- _Dataset rows for apps and sites_:
______
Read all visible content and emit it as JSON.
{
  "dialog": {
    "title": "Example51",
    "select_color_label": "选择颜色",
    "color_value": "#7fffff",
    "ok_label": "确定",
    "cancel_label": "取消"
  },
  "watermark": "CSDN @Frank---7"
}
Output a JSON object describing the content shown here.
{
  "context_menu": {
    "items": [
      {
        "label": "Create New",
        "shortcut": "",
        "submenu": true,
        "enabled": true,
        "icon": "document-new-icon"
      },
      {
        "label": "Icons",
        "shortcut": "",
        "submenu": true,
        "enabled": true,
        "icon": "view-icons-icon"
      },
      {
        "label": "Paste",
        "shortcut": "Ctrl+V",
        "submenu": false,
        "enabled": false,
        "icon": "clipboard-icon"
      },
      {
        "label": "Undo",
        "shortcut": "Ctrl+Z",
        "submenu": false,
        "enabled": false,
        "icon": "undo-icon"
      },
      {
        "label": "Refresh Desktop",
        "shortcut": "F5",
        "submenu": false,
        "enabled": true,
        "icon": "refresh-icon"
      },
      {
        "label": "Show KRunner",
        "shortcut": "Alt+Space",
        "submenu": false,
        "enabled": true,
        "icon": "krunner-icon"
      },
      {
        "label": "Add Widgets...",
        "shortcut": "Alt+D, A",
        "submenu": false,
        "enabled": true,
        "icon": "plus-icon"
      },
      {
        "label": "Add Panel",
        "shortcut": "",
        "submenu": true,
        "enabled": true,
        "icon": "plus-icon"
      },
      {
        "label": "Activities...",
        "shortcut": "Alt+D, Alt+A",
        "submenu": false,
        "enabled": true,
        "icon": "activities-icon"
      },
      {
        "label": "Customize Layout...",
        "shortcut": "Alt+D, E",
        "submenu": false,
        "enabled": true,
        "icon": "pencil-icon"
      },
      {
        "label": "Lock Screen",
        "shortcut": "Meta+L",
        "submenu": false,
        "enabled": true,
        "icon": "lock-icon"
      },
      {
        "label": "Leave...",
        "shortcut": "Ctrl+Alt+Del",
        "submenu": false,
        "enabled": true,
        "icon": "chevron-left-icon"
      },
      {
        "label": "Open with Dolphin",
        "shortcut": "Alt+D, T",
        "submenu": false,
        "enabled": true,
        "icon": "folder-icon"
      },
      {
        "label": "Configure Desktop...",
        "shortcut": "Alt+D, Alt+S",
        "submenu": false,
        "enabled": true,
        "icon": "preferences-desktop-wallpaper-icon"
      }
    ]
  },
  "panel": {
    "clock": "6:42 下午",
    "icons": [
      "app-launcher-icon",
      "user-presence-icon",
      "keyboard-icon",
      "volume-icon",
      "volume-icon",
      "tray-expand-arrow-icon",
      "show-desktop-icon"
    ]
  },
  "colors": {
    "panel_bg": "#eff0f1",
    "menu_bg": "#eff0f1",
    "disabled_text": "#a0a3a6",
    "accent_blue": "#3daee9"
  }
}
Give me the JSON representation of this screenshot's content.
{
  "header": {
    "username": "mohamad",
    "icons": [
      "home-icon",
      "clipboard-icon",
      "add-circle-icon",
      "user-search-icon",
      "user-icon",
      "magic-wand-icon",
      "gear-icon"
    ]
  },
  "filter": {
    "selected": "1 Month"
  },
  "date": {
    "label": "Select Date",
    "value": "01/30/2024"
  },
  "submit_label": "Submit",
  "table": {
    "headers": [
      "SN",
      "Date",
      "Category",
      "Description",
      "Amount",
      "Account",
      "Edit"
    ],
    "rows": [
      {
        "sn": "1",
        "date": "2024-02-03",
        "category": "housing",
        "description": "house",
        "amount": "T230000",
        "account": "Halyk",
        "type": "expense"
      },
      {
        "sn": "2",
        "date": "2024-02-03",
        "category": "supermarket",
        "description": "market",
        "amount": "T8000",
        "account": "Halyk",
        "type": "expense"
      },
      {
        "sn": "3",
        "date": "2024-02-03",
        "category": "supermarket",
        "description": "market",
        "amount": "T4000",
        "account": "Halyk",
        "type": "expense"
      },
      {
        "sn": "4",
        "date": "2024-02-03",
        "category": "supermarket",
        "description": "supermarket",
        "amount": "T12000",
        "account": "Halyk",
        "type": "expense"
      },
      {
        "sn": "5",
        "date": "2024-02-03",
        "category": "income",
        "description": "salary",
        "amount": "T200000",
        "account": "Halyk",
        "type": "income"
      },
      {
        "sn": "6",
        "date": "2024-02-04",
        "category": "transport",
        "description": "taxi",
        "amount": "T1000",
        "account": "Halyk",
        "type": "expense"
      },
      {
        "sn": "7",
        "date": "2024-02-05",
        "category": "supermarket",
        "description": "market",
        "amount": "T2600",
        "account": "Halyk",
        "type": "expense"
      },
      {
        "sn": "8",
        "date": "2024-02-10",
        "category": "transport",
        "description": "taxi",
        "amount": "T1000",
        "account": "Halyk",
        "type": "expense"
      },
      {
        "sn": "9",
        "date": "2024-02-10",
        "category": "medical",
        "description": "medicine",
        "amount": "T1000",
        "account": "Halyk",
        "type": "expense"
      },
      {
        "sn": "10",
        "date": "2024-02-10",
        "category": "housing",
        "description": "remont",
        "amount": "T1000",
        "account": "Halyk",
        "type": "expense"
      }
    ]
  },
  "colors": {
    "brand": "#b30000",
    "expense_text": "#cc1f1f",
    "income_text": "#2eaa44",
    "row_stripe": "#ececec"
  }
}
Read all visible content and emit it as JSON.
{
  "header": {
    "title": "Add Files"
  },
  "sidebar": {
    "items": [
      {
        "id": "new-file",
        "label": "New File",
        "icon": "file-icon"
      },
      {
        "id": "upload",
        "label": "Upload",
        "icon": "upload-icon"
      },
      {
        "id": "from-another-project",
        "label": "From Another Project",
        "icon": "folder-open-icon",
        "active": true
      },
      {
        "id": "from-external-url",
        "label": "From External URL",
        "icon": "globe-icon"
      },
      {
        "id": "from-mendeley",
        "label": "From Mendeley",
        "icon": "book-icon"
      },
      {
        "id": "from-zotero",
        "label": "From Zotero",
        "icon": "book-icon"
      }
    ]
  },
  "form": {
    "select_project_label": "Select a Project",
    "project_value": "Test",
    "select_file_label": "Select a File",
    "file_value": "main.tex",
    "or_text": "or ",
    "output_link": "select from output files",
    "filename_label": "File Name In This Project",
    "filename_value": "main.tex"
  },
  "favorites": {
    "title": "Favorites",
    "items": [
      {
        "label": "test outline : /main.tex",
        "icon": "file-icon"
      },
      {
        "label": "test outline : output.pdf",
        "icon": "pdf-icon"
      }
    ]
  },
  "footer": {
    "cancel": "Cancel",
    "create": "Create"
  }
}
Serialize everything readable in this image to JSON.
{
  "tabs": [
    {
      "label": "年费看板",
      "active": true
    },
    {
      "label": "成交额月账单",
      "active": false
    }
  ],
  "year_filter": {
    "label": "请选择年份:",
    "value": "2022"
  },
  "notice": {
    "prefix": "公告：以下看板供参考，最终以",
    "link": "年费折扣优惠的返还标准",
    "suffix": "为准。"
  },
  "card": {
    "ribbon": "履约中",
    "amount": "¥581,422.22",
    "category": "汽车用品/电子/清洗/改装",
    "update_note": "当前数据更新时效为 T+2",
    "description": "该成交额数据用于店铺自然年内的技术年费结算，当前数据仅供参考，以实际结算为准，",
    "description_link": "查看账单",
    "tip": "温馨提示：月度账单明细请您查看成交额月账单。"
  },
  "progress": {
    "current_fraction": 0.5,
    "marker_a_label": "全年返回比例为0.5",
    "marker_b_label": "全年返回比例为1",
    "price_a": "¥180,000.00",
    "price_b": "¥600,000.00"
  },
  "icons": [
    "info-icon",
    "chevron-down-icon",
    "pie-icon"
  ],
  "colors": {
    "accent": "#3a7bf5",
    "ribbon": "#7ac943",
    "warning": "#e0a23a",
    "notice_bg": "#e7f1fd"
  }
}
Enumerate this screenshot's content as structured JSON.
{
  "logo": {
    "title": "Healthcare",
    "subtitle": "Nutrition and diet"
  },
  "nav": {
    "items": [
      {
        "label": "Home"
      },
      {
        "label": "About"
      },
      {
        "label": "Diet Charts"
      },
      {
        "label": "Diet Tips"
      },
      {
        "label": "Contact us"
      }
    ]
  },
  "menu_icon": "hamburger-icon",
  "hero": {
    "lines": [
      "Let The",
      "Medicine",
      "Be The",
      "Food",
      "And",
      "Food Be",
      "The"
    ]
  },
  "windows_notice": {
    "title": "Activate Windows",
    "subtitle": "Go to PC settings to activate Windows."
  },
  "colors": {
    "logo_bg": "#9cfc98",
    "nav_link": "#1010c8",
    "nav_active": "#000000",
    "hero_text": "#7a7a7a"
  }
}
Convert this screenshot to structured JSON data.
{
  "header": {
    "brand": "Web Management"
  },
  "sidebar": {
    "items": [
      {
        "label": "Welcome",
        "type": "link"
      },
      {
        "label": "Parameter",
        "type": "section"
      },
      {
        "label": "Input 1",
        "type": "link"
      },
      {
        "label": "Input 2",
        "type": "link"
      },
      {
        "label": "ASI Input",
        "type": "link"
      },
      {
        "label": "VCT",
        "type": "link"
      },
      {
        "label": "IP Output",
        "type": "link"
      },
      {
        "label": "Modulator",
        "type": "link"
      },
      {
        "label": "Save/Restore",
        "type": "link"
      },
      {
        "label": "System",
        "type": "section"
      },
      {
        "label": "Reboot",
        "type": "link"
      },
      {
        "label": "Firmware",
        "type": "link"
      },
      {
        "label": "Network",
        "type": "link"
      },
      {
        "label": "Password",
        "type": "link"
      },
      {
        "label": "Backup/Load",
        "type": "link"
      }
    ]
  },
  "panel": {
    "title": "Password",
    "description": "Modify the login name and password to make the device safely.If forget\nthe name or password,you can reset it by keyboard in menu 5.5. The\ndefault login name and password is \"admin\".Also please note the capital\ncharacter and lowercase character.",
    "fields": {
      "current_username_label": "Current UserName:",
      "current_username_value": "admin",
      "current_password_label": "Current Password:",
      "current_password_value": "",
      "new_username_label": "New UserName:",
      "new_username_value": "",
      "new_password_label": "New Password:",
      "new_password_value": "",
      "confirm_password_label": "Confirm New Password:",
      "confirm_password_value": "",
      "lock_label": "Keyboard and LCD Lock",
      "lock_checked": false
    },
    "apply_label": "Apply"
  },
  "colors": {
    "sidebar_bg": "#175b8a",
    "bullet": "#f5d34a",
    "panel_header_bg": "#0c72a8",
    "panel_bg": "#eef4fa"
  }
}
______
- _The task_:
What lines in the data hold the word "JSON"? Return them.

- _Reply_:
Read all visible content and emit it as JSON.
Output a JSON object describing the content shown here.
Give me the JSON representation of this screenshot's content.
Read all visible content and emit it as JSON.
Serialize everything readable in this image to JSON.
Enumerate this screenshot's content as structured JSON.
Convert this screenshot to structured JSON data.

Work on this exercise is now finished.